DATA TO USE below:

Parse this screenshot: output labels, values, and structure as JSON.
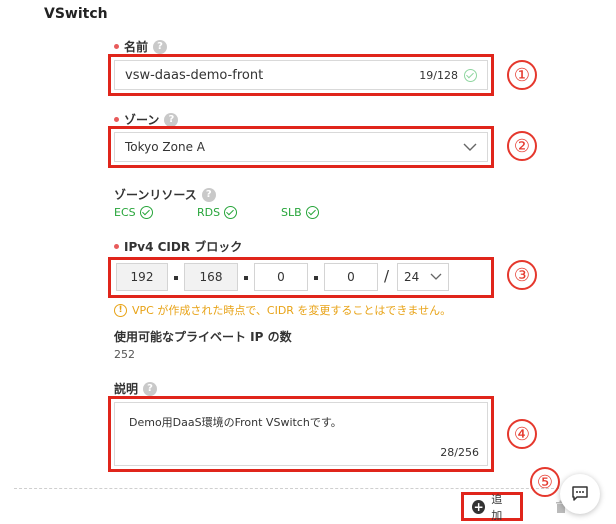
{
  "section": {
    "title": "VSwitch"
  },
  "name_field": {
    "label": "名前",
    "help": "?",
    "value": "vsw-daas-demo-front",
    "counter": "19/128",
    "marker": "①"
  },
  "zone_field": {
    "label": "ゾーン",
    "help": "?",
    "selected": "Tokyo Zone A",
    "marker": "②"
  },
  "zone_resources": {
    "label": "ゾーンリソース",
    "help": "?",
    "items": [
      "ECS",
      "RDS",
      "SLB"
    ]
  },
  "cidr_field": {
    "label": "IPv4 CIDR ブロック",
    "octets": [
      "192",
      "168",
      "0",
      "0"
    ],
    "slash": "/",
    "mask": "24",
    "marker": "③",
    "warning": "VPC が作成された時点で、CIDR を変更することはできません。",
    "warning_icon": "!"
  },
  "private_ip": {
    "label": "使用可能なプライベート IP の数",
    "value": "252"
  },
  "description_field": {
    "label": "説明",
    "help": "?",
    "value": "Demo用DaaS環境のFront VSwitchです。",
    "counter": "28/256",
    "marker": "④"
  },
  "actions": {
    "add_label": "追加",
    "marker": "⑤"
  },
  "colors": {
    "highlight": "#e0251b",
    "success": "#27a53a",
    "warning": "#e8a317",
    "required": "#e85b5b"
  }
}
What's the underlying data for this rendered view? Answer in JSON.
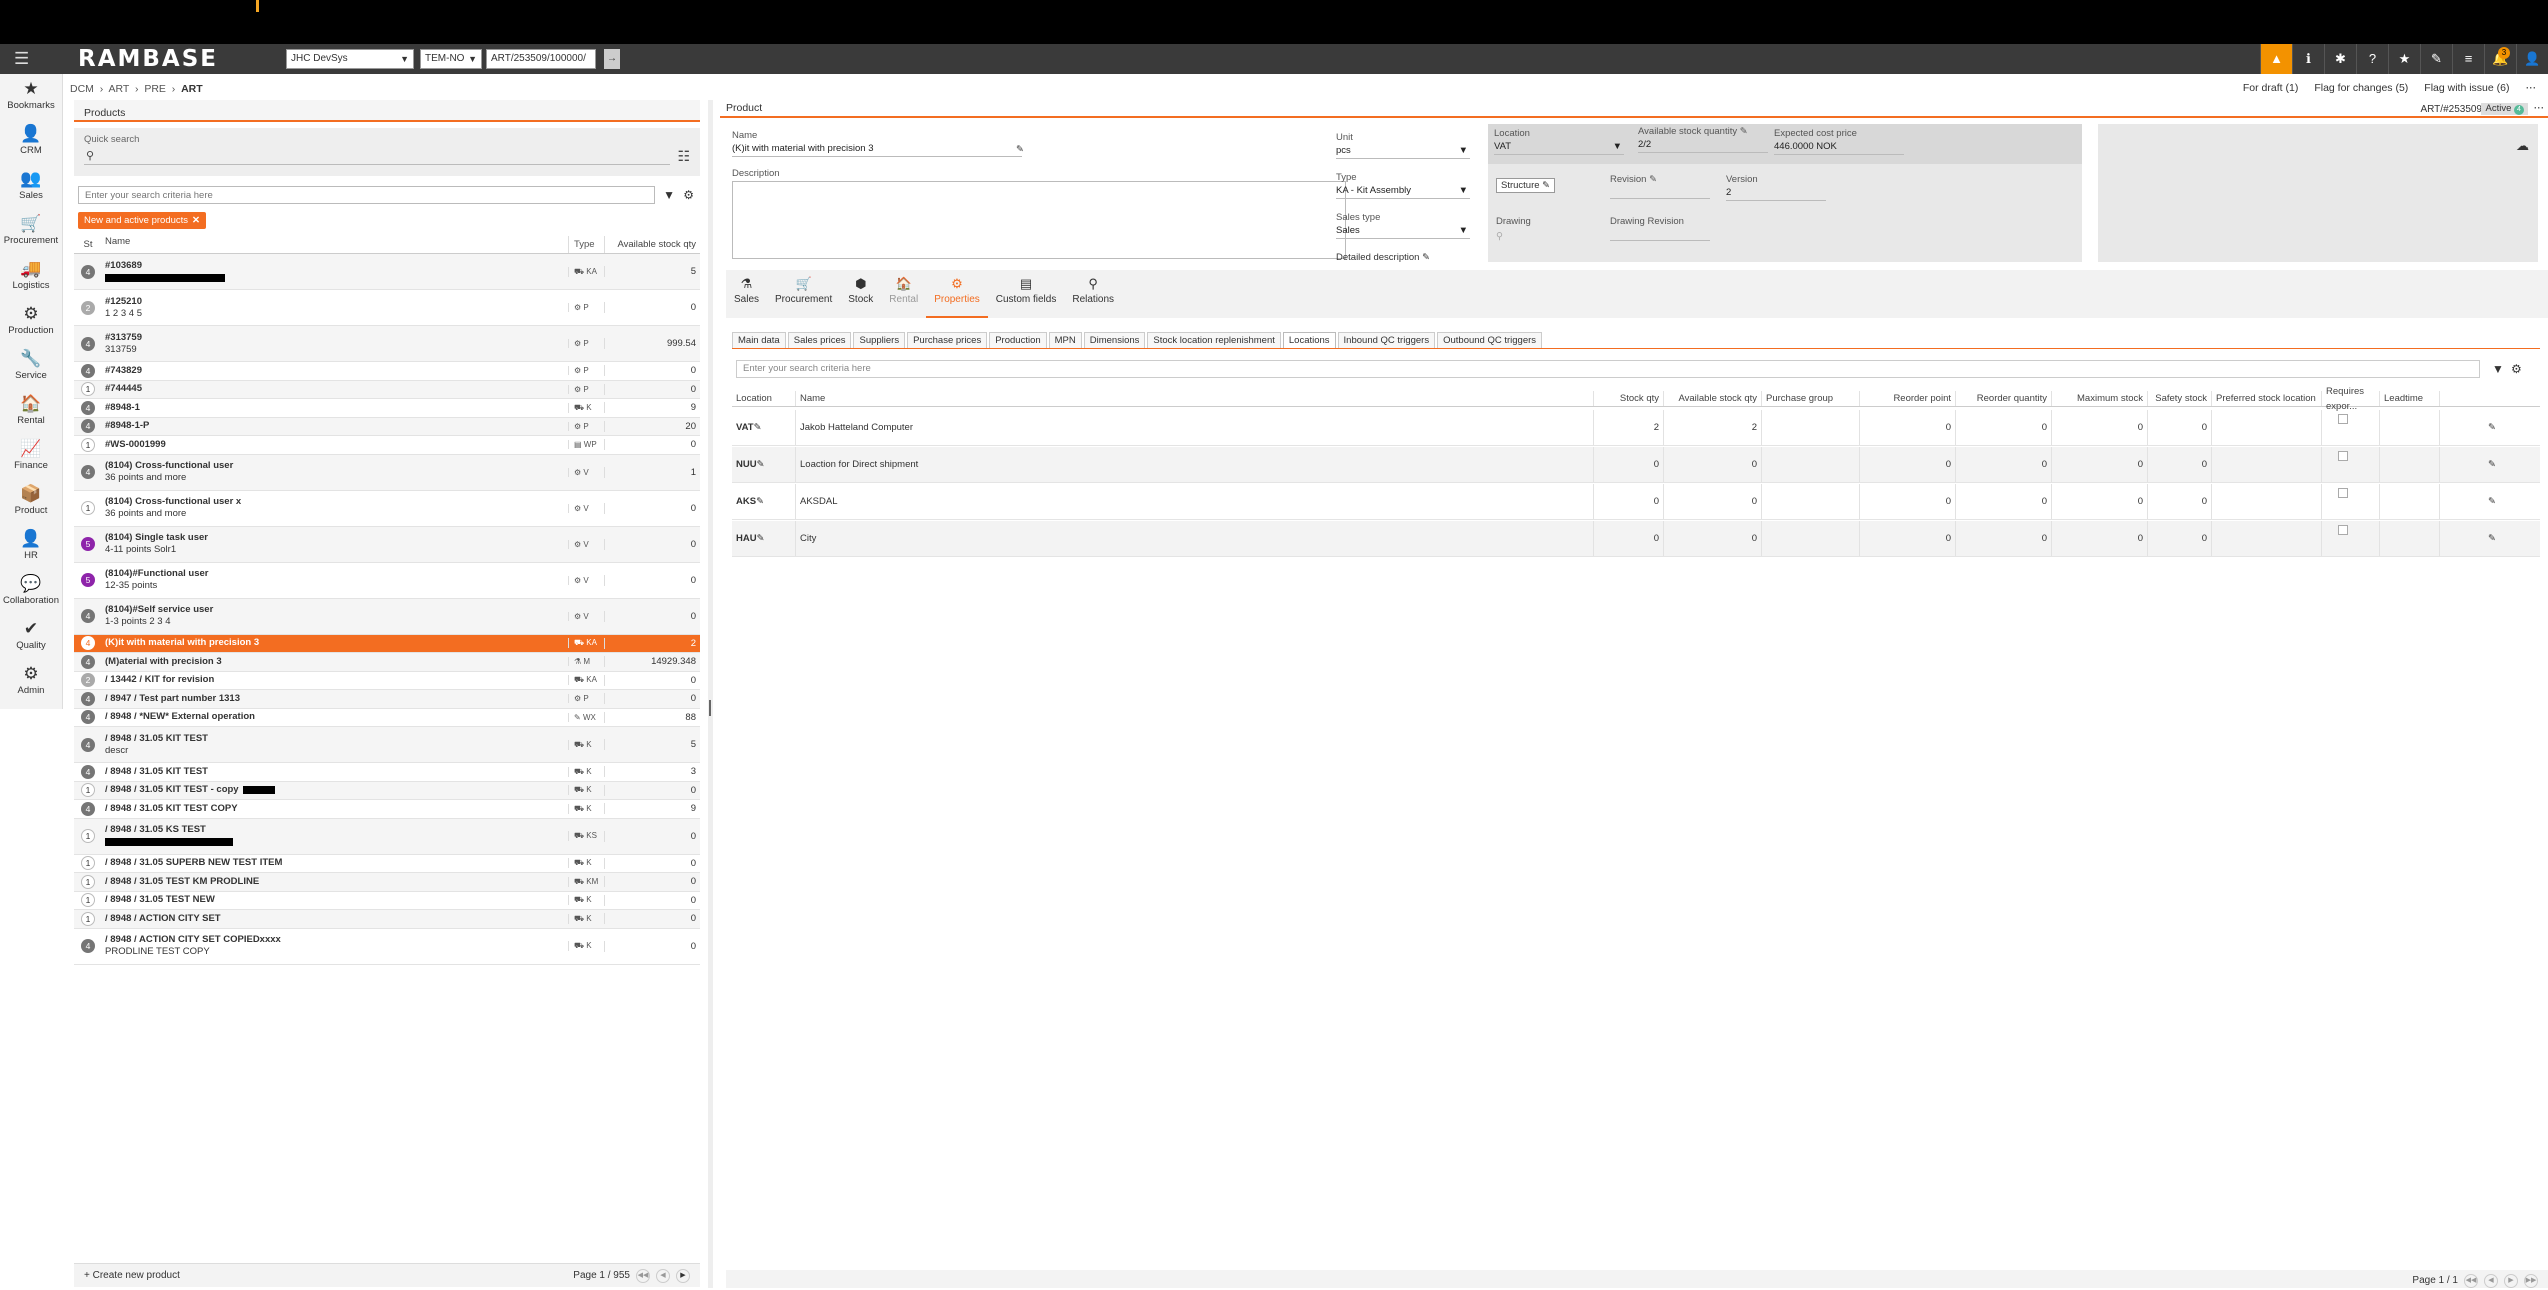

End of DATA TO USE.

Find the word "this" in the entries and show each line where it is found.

TASK ANSWER >>
Parse this screenshot: output labels, values, and structure as JSON.
What's the underlying data for this rendered view? Answer in JSON.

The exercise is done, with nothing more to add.